Tether Studios
East Midlands

Alexandria Clark: Forecasts and Were you there when you read this?"

Tether Festival, Nottingham, November 2007

Review by Nick Simpson

Alexandria Clark's artwork has struck me as being some of the most interesting work I have seen in recent months. Clark featured recently in Tether Festival in Nottingham; jointly curating Throes with Charlotte Pratley, collaborating with fellow NTU Fine Art graduate Matthew Cooper in a live performance, Forecasts. The written work produced during Clark's past performances seems to have developed in to the form of a book, "Were you there when you read this?" for Beneath the Tarmac; the Grass exhibition in Bromley House, Nottingham.

A compelling aspect of Clark's work is her ability to convey thoughts emanating from the conscience into words, which are then emphasised and given clarity through the way they are presented on page. The longer one reads the more you can begin to see a kind of mapping process evolve. I found that this was made most effective in the simple format and presentation of the book. In the other work, Forecasts with Matthew Cooper, her words were projected onto a white stretched out sheet screen, and Cooper proceeded to build up, hinge, and clamp pieces of discarded wood together forming structures in front of the screen. The projected words were then highlighted, picked out and disturbed by his work. It seemed a constant tussle between them; Cooper was disturbing her words, spending time framing particular sections to create a different dialogue; and she would let him do this, only to press the spacebar or return key and the whole image and structure was changed. The struggle to be in power was always present, yet at times there seemed to be an interesting connection between them, as if in an ‘other world'.

A similar approach to the presentation of the text on the page was carried out in the printing of her book. This interplay worked well as the text and a narrative evolves. The author's thought process came discernible through of the layout of the text. Of course the artist is not talking to the reader but is instead giving an insight into her thoughts and the story she is creating through written words. This is perhaps more difficult than it first appears; Clark shows an ability to objectively articulate her thoughts into words, without being subconsciously influenced by the way in which an audience might read it. This is something I have ascertained from her work alone and I have not seen this in any other written subject. The relation between one's thoughts and what one writes is often, if not always, influenced by an impulse to modify those thoughts so that within the written medium they can relate to a specific audience. I find Clark's work refreshingly uninhibited because of the way she uses this process. Another angle can be perceived within Clark's live work where you feel the impression that you the viewer and the audience around you is affecting the author's words.

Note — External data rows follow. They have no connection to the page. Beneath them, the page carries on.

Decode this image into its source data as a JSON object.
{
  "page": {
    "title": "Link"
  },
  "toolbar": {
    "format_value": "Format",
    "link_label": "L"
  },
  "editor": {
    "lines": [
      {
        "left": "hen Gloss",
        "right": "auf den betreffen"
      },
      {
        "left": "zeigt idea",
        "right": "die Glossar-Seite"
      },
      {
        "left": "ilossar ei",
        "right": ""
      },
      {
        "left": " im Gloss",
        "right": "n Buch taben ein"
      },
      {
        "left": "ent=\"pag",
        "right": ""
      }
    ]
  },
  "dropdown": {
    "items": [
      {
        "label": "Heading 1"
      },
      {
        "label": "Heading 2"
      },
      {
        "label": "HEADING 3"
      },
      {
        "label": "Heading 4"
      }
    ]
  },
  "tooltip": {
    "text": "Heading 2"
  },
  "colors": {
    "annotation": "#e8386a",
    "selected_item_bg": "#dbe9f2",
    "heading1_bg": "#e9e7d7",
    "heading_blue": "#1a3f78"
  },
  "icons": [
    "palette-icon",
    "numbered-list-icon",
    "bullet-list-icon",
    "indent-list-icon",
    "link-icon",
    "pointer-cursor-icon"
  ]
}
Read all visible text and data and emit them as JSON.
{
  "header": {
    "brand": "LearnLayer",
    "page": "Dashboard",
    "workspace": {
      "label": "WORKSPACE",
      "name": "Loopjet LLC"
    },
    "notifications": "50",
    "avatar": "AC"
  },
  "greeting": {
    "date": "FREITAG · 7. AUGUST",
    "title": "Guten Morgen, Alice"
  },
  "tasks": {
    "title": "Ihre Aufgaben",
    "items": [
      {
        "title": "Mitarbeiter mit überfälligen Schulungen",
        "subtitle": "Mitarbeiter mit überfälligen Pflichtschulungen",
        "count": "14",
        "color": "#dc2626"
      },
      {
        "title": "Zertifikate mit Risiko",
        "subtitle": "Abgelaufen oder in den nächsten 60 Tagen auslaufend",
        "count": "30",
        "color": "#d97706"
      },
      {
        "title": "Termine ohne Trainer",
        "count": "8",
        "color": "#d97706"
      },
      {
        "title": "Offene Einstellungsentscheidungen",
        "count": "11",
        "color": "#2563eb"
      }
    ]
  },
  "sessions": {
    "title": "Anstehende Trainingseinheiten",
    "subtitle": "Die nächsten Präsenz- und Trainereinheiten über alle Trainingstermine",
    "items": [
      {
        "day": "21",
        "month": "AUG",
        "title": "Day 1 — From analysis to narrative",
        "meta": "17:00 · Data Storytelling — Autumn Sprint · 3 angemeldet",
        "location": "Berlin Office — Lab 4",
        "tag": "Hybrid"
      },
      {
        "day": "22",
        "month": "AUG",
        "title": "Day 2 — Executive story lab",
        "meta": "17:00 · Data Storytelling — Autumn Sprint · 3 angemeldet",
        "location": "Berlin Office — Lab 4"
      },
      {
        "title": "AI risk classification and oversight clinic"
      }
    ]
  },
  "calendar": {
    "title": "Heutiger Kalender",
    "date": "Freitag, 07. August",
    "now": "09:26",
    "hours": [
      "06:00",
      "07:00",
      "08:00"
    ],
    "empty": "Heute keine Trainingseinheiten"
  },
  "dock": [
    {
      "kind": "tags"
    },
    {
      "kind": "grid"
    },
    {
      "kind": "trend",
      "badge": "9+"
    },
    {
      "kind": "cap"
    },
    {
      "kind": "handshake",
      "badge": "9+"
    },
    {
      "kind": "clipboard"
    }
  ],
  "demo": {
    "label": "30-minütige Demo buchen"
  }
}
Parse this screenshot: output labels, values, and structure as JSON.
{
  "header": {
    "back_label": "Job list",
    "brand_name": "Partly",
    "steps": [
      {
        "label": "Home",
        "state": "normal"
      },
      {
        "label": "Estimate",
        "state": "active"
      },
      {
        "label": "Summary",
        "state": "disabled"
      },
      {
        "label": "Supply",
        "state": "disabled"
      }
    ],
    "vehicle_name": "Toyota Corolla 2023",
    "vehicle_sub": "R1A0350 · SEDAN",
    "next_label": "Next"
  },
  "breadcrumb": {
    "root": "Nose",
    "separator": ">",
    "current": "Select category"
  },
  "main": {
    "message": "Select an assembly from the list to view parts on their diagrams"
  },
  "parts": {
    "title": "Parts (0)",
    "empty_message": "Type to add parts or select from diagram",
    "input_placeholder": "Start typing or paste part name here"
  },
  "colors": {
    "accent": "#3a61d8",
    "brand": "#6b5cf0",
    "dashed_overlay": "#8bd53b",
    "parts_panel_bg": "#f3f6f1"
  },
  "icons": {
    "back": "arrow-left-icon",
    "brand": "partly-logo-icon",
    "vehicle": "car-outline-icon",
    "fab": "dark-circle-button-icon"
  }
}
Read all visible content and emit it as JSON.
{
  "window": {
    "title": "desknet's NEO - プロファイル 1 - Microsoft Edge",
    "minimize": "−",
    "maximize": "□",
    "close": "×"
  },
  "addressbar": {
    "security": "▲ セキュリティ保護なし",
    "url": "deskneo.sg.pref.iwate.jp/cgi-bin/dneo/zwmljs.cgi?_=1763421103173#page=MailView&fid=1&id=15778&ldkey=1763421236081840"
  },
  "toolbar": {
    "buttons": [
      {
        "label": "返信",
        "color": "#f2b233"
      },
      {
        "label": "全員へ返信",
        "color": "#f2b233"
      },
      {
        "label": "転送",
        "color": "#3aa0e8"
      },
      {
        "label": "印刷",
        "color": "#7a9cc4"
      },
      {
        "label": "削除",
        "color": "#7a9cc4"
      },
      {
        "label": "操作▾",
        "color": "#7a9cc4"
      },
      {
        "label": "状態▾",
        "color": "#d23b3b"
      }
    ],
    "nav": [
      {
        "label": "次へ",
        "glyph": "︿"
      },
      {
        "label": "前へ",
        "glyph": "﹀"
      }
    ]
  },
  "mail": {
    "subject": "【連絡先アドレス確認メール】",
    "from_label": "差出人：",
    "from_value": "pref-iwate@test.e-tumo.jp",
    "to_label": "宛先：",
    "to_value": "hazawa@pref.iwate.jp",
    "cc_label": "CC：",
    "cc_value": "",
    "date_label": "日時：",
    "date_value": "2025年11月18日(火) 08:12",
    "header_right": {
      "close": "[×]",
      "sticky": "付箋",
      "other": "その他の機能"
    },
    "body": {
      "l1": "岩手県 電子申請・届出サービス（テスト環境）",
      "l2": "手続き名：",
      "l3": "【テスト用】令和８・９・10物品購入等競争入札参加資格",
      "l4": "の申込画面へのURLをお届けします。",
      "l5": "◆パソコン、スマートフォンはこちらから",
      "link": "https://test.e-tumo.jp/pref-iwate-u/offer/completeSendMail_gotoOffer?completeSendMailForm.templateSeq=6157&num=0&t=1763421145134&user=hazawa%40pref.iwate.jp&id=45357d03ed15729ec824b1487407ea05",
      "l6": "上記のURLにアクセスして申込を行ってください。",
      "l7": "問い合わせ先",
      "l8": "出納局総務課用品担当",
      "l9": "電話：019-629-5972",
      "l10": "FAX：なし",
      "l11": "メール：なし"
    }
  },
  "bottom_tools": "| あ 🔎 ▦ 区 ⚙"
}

I began to wonder whether my thoughts and impressions were being analysed and played around with by the artist. This adds another silent yet present dimension to the performance.

At times there seems to be a very personal quality to Clark's work and this adds to the intrigue of reading it and the attempt to understand who is actually communicating with you as the reader. A dialogue seems to build up within the author's conscience yet there are no other character's voice to add further dimensions or to flesh-out a spontaneous thought through conversation and response. This offers the reader more insight into the author's mind, and you can wonder if there are sub-consciences or alter egos influencing these words. Perhaps separate characters are being created as a narrative develops, so the reader can also be challenged into comprehending who is who within the text. Both the book and the performance make for very interesting reading and the levels that Clark's artwork exists upon are subject to constant variation depending, of course, on how it is read.